The preliminary action filed by Front-Lex, a legal hub challenging EU migration policies, and Legal Center Lesvos, a non-profit organisation providing legal assistance to migrants in Greece, was sent on Monday to Frontex Executive Director Fabrice Leggeri.
He has two months to respond before the groups take the case to the European Court of Justice.
Frontex denies any wrongdoing, although Leggeri has faced growing pressure to step down from his position.
Greece has also repeatedly denied it carries out illegal pushbacks of asylum-seekers.
In a 34-page document, the lawyers accuse Frontex of not only failing to report collective expulsions carried out by Greece at sea but also directly participating in Greece’s illegal pushback of asylum-seekers trying to cross from Turkey by boat, violating “fundamental rights and international protection obligations”, and putting the migrants’ lives at risk.
Pushbacks or collective expulsions are when groups of migrants are forcibly returned across a border without having the chance to seek asylum. They are considered contrary to the international refugee law principle of non-refoulement, which said people shouldn’t be expelled or returned to a country where their life and safety might be in danger due to their race, religion, nationality or being members of a social or political group. Pushbacks are also prohibited under EU human rights law.
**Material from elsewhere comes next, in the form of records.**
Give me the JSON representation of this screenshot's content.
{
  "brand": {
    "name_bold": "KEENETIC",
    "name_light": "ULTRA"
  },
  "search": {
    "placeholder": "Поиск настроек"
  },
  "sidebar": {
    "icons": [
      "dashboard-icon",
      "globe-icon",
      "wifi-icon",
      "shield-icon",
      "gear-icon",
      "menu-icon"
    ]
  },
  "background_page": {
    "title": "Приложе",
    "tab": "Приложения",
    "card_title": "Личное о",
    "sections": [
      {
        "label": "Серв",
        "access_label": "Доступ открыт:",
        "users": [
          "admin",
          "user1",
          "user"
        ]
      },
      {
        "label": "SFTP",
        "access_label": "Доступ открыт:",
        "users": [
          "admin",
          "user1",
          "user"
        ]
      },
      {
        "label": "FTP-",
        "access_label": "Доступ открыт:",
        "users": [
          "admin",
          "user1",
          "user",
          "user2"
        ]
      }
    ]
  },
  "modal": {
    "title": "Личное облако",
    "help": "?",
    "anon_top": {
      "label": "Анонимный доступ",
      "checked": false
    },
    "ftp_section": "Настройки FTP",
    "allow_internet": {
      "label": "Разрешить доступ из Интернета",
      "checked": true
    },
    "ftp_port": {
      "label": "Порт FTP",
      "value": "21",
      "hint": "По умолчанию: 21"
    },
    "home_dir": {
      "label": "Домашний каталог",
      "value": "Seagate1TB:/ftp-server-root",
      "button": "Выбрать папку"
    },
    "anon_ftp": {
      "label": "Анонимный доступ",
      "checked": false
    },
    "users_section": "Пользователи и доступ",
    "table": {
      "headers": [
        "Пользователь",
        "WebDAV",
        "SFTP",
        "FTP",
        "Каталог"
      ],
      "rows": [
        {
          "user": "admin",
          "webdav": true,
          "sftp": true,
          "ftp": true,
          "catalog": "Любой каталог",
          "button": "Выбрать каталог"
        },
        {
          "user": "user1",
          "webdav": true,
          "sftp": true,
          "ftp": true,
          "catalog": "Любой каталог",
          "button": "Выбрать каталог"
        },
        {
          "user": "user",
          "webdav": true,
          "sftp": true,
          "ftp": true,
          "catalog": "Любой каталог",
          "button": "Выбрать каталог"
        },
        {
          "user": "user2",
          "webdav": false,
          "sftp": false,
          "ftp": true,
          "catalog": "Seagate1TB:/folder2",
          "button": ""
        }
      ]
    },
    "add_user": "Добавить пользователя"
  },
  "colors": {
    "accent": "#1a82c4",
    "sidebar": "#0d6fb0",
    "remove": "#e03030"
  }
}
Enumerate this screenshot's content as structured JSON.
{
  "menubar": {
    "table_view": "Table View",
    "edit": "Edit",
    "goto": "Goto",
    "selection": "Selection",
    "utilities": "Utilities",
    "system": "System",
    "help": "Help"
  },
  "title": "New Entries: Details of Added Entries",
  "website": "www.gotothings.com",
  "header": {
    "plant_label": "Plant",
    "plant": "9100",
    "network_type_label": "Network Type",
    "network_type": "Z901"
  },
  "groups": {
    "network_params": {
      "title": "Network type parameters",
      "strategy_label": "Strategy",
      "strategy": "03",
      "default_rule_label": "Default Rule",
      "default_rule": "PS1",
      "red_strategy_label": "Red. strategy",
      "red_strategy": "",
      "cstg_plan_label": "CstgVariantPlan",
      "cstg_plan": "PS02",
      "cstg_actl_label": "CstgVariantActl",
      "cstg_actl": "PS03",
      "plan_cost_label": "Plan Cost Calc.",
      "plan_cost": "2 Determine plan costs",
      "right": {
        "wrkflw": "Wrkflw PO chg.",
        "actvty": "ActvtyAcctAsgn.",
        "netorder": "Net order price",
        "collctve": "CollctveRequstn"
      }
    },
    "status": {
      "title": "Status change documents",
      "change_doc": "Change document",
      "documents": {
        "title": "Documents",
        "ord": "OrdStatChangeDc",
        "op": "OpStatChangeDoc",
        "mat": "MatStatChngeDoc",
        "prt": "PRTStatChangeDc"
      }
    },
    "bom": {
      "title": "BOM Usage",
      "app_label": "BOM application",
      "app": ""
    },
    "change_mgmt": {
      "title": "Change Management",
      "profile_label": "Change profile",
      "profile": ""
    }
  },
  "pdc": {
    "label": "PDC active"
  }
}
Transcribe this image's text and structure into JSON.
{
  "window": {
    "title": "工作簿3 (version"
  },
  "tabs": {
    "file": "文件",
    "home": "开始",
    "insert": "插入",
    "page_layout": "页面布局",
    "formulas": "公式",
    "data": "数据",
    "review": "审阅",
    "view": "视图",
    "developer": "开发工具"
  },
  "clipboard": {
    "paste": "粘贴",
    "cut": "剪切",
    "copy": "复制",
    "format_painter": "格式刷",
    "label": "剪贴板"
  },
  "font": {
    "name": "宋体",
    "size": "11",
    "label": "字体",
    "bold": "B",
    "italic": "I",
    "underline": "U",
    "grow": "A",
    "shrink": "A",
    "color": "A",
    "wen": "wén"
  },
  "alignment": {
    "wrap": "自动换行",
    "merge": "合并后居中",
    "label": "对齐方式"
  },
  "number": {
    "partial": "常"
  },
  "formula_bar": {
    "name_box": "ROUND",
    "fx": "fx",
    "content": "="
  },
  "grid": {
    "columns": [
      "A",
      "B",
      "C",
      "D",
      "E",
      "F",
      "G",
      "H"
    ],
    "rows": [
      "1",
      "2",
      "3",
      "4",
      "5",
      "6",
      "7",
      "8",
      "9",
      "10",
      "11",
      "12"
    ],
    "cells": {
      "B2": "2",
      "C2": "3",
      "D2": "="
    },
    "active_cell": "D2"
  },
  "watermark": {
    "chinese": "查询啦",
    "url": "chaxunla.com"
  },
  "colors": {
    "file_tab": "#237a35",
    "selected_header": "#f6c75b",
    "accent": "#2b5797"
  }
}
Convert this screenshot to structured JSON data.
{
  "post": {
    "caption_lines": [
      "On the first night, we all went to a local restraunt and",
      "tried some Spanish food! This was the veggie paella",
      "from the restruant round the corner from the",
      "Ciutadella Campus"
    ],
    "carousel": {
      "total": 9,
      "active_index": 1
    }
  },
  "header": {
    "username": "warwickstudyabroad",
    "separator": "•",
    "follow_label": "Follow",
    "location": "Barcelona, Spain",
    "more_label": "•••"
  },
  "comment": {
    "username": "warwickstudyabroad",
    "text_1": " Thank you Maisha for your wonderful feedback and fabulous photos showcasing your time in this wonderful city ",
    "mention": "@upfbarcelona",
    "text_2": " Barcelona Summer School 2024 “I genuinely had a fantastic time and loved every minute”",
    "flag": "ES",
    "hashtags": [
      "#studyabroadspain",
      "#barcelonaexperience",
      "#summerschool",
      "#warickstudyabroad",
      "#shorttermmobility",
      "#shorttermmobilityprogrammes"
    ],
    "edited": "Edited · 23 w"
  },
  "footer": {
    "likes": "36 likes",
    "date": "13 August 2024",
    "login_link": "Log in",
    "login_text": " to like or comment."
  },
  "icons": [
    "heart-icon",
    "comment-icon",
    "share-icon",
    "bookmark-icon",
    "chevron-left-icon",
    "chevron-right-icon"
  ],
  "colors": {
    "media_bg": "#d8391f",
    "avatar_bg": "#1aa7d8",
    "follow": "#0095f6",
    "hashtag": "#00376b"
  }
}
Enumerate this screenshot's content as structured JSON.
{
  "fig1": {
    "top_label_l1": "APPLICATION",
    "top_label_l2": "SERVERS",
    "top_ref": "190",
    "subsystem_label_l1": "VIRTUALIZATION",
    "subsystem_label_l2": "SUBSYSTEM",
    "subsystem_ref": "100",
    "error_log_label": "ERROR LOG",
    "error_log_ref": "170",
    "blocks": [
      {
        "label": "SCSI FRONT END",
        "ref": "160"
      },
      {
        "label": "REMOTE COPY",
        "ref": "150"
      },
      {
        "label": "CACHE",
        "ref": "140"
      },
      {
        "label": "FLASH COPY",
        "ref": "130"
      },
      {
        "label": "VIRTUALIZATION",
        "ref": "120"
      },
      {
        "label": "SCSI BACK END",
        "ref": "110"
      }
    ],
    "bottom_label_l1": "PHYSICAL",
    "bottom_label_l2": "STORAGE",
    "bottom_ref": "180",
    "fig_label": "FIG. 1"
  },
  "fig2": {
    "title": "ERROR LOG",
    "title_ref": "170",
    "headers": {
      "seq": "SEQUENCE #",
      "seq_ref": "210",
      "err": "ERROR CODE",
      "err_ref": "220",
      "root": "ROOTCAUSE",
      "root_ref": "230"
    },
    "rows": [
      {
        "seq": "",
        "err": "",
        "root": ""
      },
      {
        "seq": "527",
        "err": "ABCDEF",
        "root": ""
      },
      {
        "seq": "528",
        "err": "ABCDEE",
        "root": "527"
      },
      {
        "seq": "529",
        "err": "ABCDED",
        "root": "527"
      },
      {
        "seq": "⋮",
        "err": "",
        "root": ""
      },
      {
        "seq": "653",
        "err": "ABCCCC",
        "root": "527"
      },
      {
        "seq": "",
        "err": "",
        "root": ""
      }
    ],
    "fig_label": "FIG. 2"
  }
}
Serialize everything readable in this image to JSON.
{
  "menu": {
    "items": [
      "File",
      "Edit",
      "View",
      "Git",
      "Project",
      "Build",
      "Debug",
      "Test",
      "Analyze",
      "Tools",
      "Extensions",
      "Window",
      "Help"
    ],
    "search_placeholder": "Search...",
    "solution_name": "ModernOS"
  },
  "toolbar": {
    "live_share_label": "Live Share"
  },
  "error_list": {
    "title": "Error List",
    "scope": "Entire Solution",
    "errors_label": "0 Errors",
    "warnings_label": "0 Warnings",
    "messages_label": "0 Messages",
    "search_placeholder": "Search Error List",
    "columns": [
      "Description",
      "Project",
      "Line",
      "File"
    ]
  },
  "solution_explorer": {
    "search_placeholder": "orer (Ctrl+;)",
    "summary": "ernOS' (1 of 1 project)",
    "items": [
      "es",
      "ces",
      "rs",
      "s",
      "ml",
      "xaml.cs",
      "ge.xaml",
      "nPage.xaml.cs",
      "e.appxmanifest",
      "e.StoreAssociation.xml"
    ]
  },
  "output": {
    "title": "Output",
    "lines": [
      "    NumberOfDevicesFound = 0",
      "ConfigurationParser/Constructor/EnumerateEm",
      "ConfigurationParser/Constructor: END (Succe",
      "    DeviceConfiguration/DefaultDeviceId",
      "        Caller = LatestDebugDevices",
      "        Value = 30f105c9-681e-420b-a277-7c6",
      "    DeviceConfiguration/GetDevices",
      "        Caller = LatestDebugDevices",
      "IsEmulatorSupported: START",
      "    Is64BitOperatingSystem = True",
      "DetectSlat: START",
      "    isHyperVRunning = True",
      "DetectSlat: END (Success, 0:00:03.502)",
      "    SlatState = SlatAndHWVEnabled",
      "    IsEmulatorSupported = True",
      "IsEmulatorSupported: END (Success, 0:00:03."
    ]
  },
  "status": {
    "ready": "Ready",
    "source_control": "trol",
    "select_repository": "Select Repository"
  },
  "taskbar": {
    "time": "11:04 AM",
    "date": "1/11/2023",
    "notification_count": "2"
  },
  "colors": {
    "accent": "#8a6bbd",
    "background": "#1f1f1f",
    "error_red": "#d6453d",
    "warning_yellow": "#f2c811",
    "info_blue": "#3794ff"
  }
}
The legal groups, in a statement citing Frontex’s own regulations, said the executive director must grant their request and is obliged to withdraw “financing for any activity by the agency, or suspend or terminate any activity by the agency, in whole or in part, if he or she considers that there are violations of fundamental rights” that are “of a serious nature or are likely to persist”.